The second stage of grief is anger. This can be anger at anyone from the deceased to God. For example, those in bereavement often have thoughts of, "Why did you leave me alone like this?" towards their loved ones who died. They may be angry at their loved one for not taking better care of himself, or angry at themselves for not taking better care of their loved one. You may feel anger towards the doctors for not being able to save the person who has died, or you might rage against life in general because you are angry that bad things could happen to someone who meant so much to you. But, most of all, you may be angry at this unexpected, undeserved and unwanted situation in which you find yourself.
The anger may also be directed at God for taking away a loved one. Today, most churches and clergy understand it is not unusual for people to feel anger toward God in bereavement. Many churches have started bereavement groups in which priests and ministers encourage expression of all kinds of feelings. Consider asking your church about this.
According to Kübler-Ross, anger is a necessary stage of the healing process. The more you truly feel it, the more it will begin to dissipate and the more you will heal. Do not bottle anger up inside – instead, explore it. The anger is just another indication of the intensity of your love. If you do not allow yourself to fully experience it, the pain only gets worse until you can no longer ignore its demands to be heard.
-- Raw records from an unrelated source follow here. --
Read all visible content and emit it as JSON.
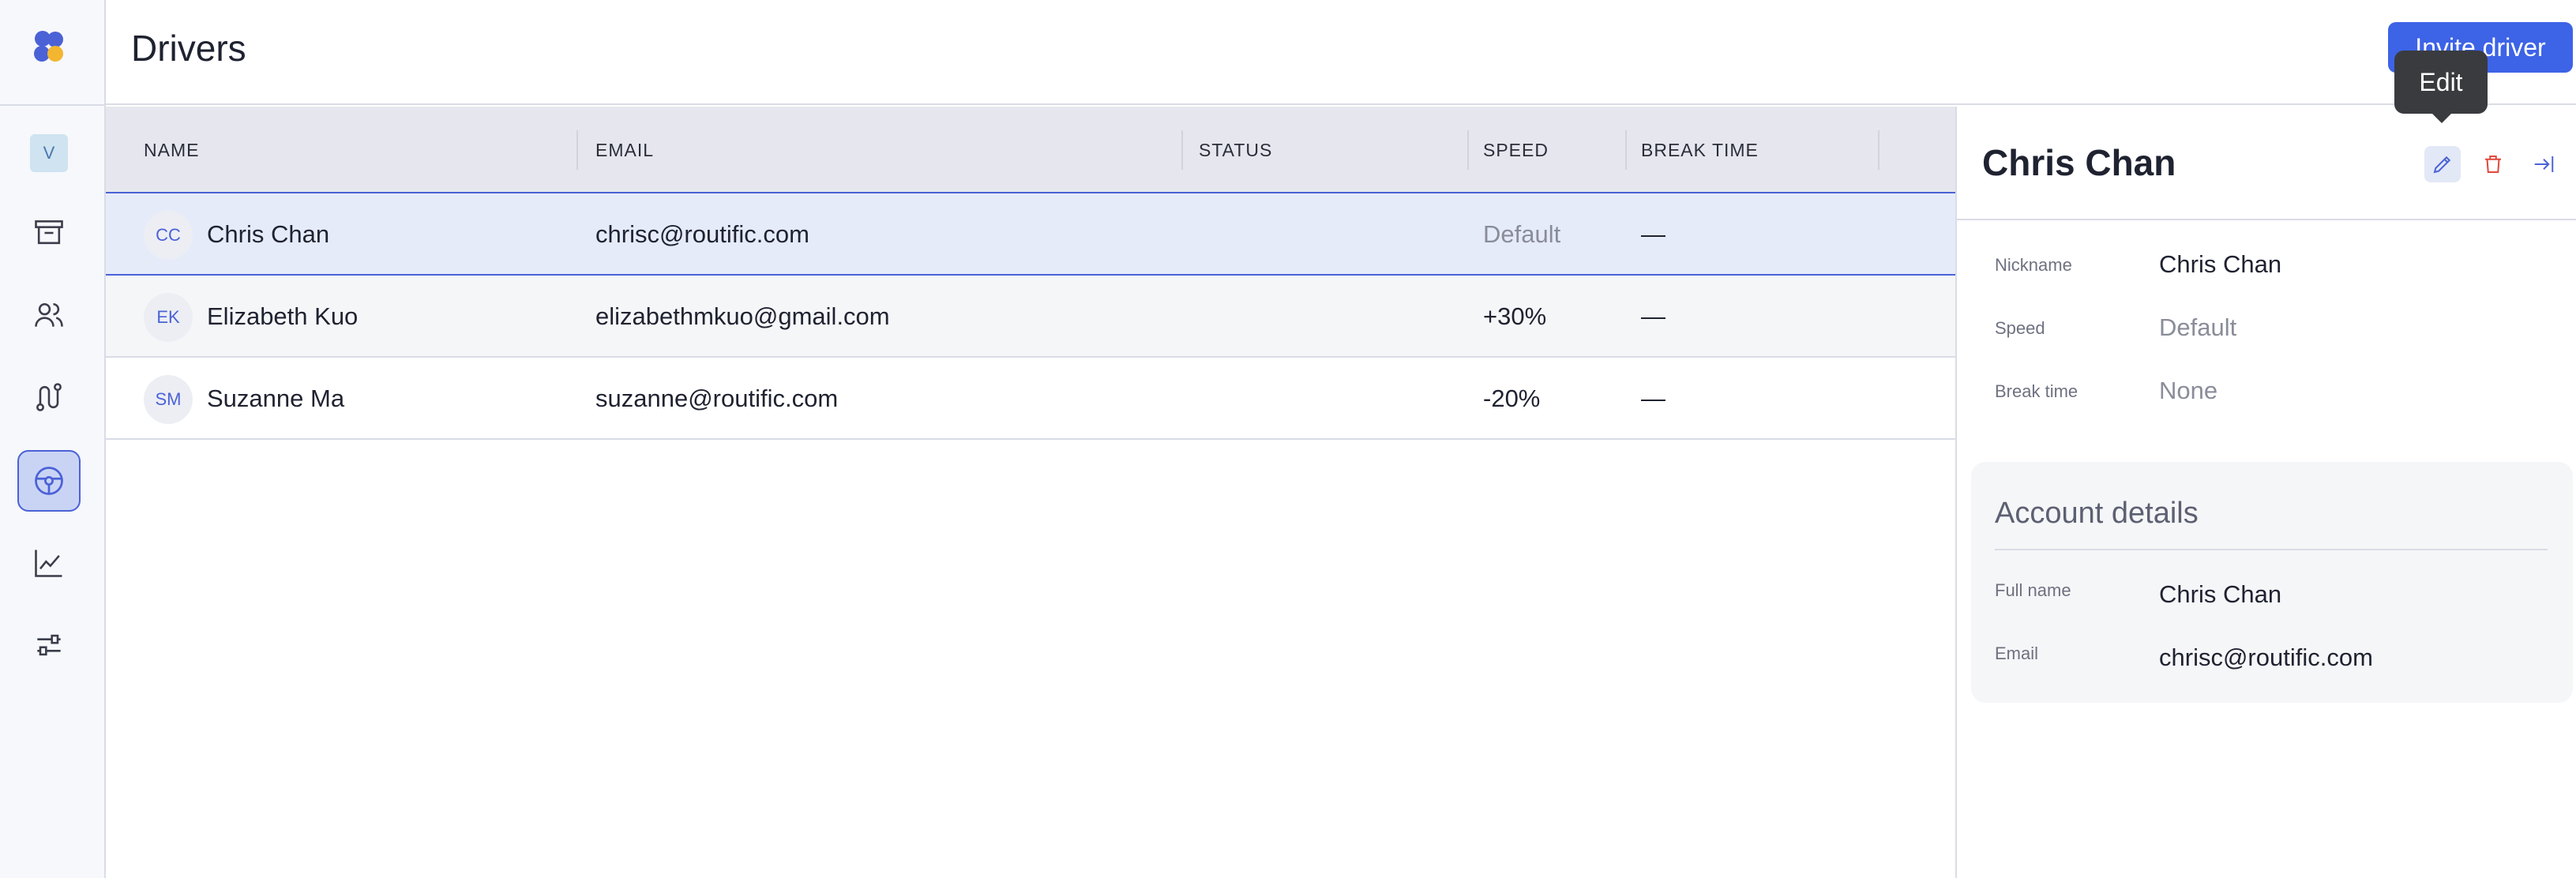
{
  "rail": {
    "avatar_letter": "V",
    "nav": [
      {
        "icon": "archive-icon"
      },
      {
        "icon": "users-icon"
      },
      {
        "icon": "route-icon"
      },
      {
        "icon": "steering-wheel-icon",
        "active": true
      },
      {
        "icon": "chart-line-icon"
      },
      {
        "icon": "sliders-icon"
      }
    ],
    "logo_colors": [
      "#4b62d6",
      "#f2b630"
    ]
  },
  "header": {
    "title": "Drivers",
    "invite_label": "Invite driver"
  },
  "table": {
    "columns": [
      "NAME",
      "EMAIL",
      "STATUS",
      "SPEED",
      "BREAK TIME"
    ],
    "rows": [
      {
        "initials": "CC",
        "name": "Chris Chan",
        "email": "chrisc@routific.com",
        "status": "",
        "speed": "Default",
        "break_time": "—",
        "selected": true
      },
      {
        "initials": "EK",
        "name": "Elizabeth Kuo",
        "email": "elizabethmkuo@gmail.com",
        "status": "",
        "speed": "+30%",
        "break_time": "—"
      },
      {
        "initials": "SM",
        "name": "Suzanne Ma",
        "email": "suzanne@routific.com",
        "status": "",
        "speed": "-20%",
        "break_time": "—"
      }
    ]
  },
  "panel": {
    "title": "Chris Chan",
    "tooltip": "Edit",
    "fields": {
      "nickname_label": "Nickname",
      "nickname_value": "Chris Chan",
      "speed_label": "Speed",
      "speed_value": "Default",
      "break_label": "Break time",
      "break_value": "None"
    },
    "account": {
      "title": "Account details",
      "fullname_label": "Full name",
      "fullname_value": "Chris Chan",
      "email_label": "Email",
      "email_value": "chrisc@routific.com"
    }
  },
  "colors": {
    "accent": "#3d63e6",
    "delete": "#e0483b"
  }
}
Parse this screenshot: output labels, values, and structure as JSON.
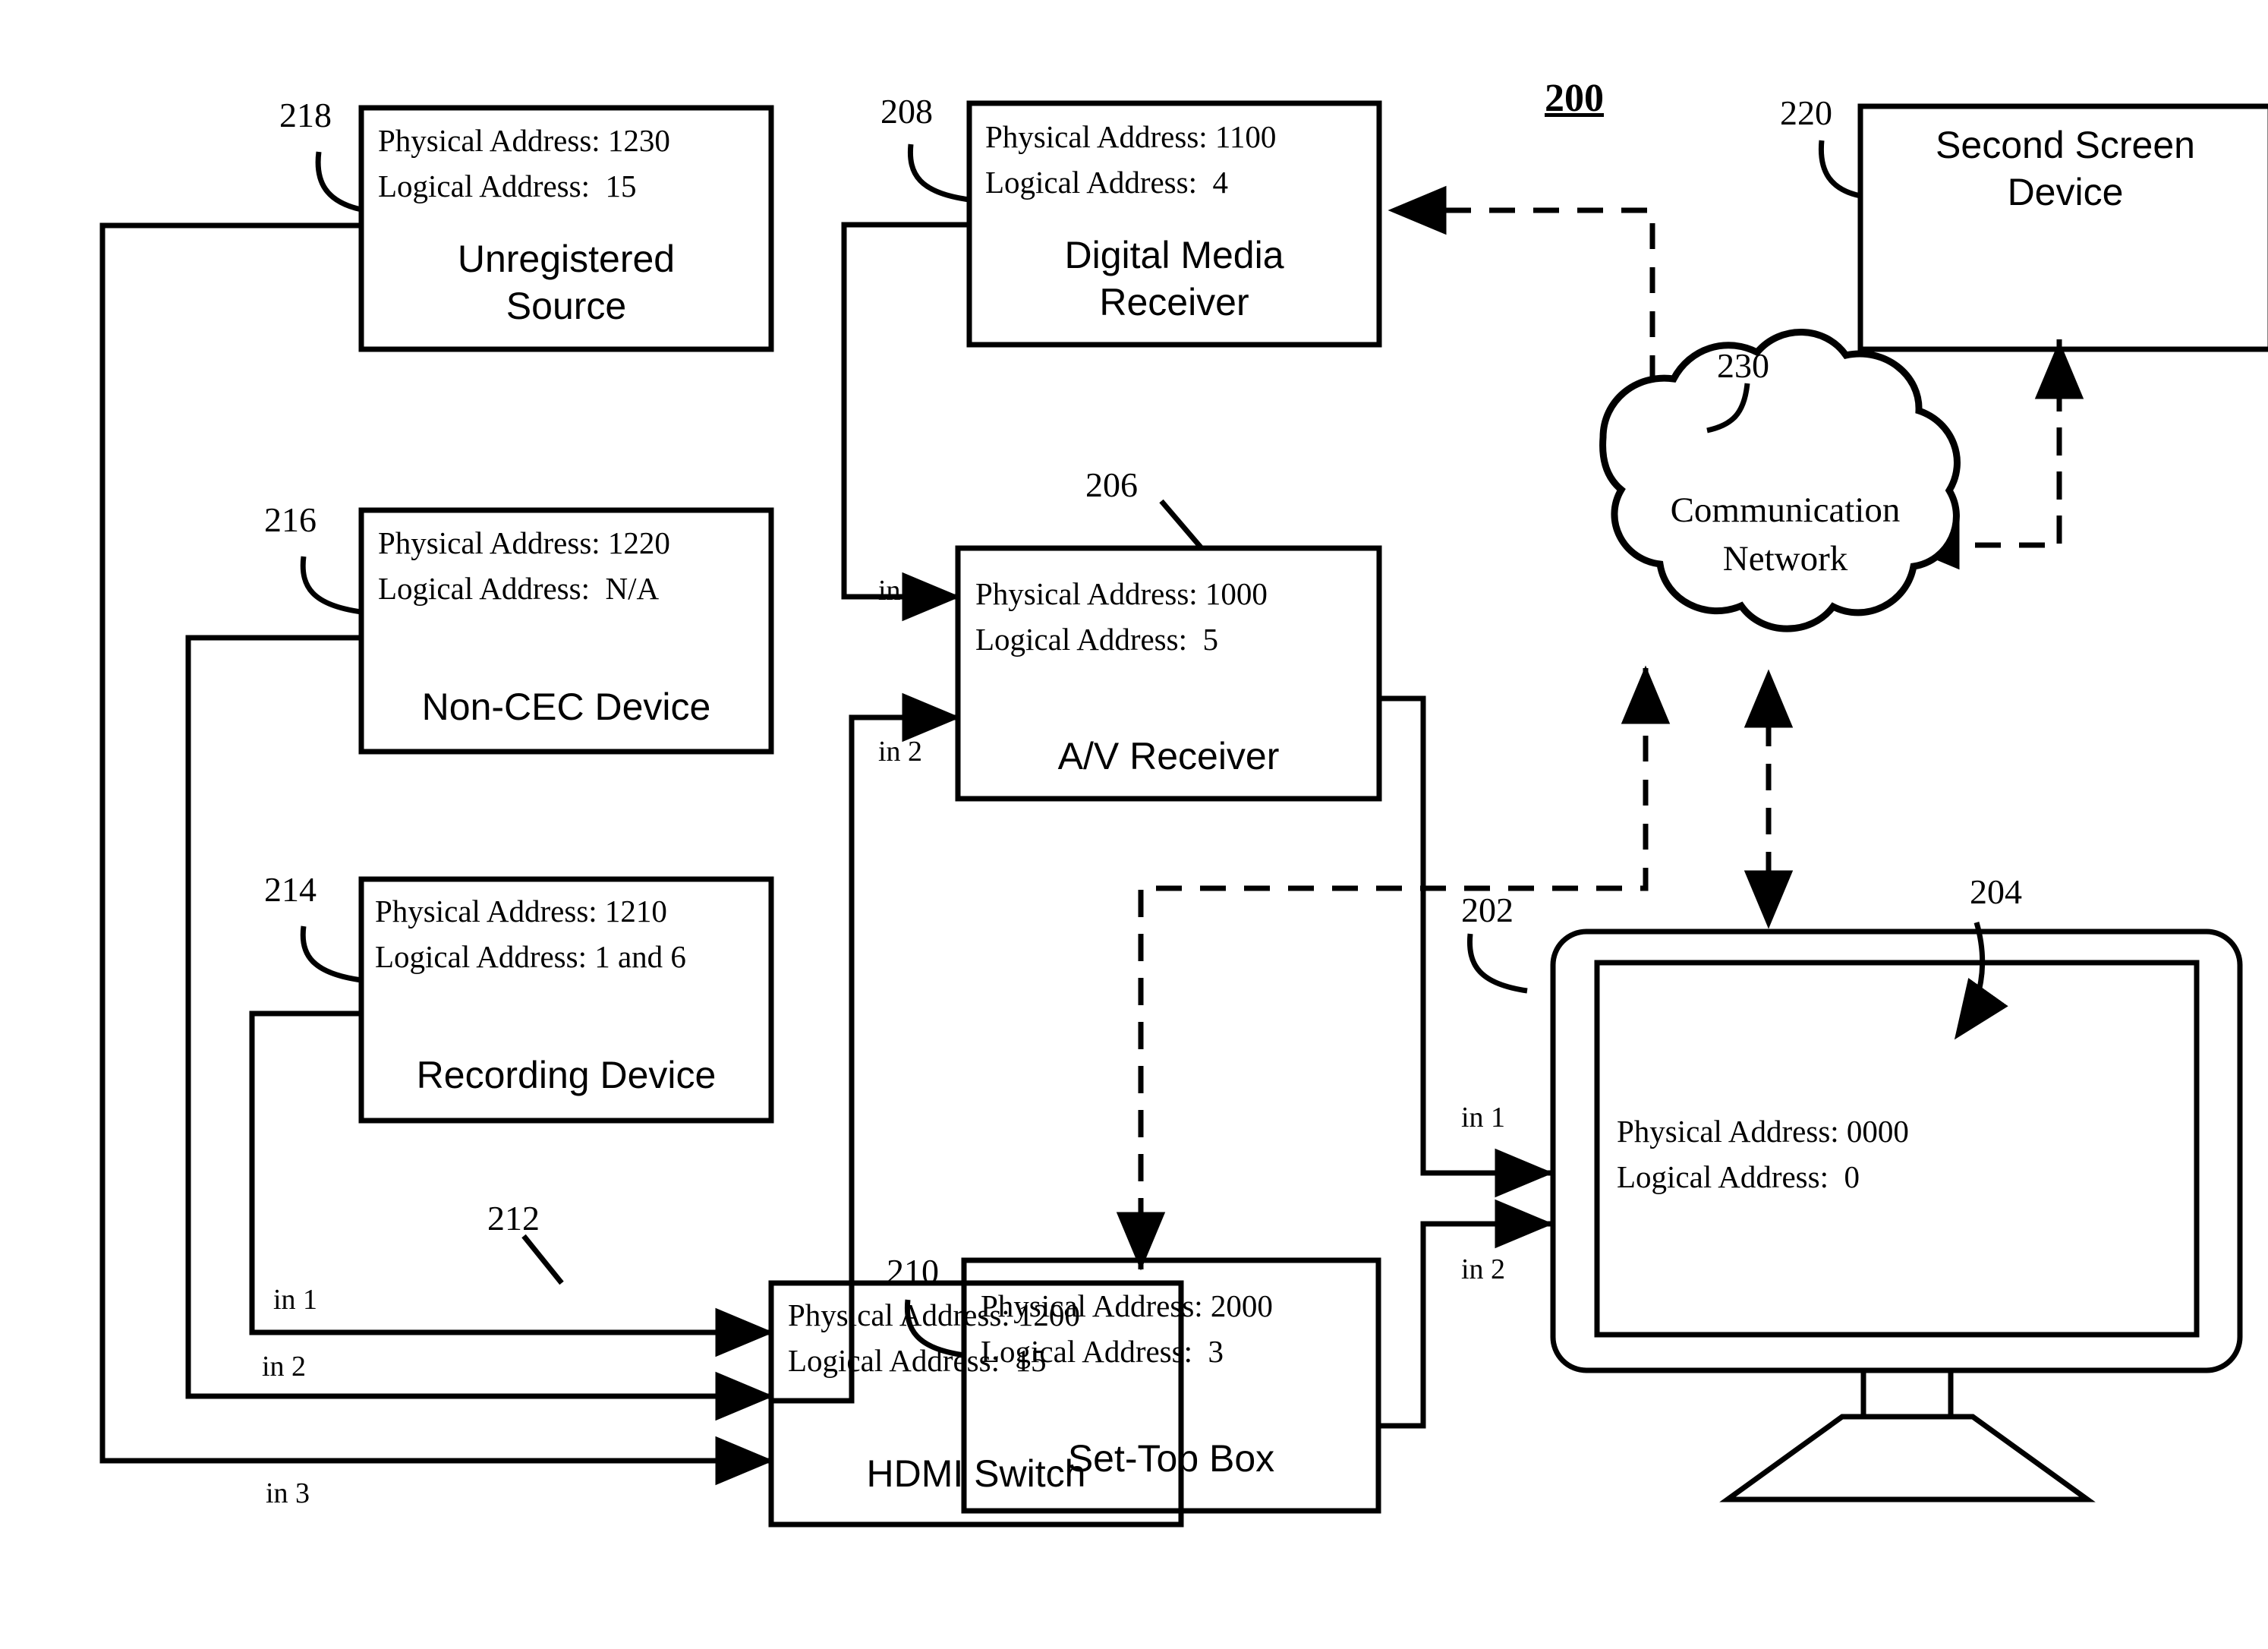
{
  "figure": {
    "number": "200",
    "labels": {
      "physical_address_prefix": "Physical Address: ",
      "logical_address_prefix": "Logical Address: "
    }
  },
  "devices": [
    {
      "id": "unregistered-source",
      "ref": "218",
      "name": "Unregistered\nSource",
      "physical_address": "Physical Address: 1230",
      "logical_address": "Logical Address:  15"
    },
    {
      "id": "non-cec-device",
      "ref": "216",
      "name": "Non-CEC Device",
      "physical_address": "Physical Address: 1220",
      "logical_address": "Logical Address:  N/A"
    },
    {
      "id": "recording-device",
      "ref": "214",
      "name": "Recording Device",
      "physical_address": "Physical Address: 1210",
      "logical_address": "Logical Address: 1 and 6"
    },
    {
      "id": "hdmi-switch",
      "ref": "212",
      "name": "HDMI Switch",
      "physical_address": "Physical Address: 1200",
      "logical_address": "Logical Address:  15"
    },
    {
      "id": "digital-media-receiver",
      "ref": "208",
      "name": "Digital Media\nReceiver",
      "physical_address": "Physical Address: 1100",
      "logical_address": "Logical Address:  4"
    },
    {
      "id": "av-receiver",
      "ref": "206",
      "name": "A/V Receiver",
      "physical_address": "Physical Address: 1000",
      "logical_address": "Logical Address:  5"
    },
    {
      "id": "set-top-box",
      "ref": "210",
      "name": "Set-Top Box",
      "physical_address": "Physical Address: 2000",
      "logical_address": "Logical Address:  3"
    },
    {
      "id": "television",
      "ref": "202",
      "ref_screen": "204",
      "name": "",
      "physical_address": "Physical Address: 0000",
      "logical_address": "Logical Address:  0"
    },
    {
      "id": "second-screen-device",
      "ref": "220",
      "name": "Second Screen\nDevice"
    },
    {
      "id": "communication-network",
      "ref": "230",
      "name": "Communication\nNetwork"
    }
  ],
  "ports": {
    "hdmi_switch": [
      "in 1",
      "in 2",
      "in 3"
    ],
    "av_receiver": [
      "in 1",
      "in 2"
    ],
    "television": [
      "in 1",
      "in 2"
    ]
  },
  "colors": {
    "stroke": "#000000",
    "background": "#ffffff"
  }
}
Don't let anyone diminish the importance of feeling your anger fully. And don't let anyone criticize your anger, not even you.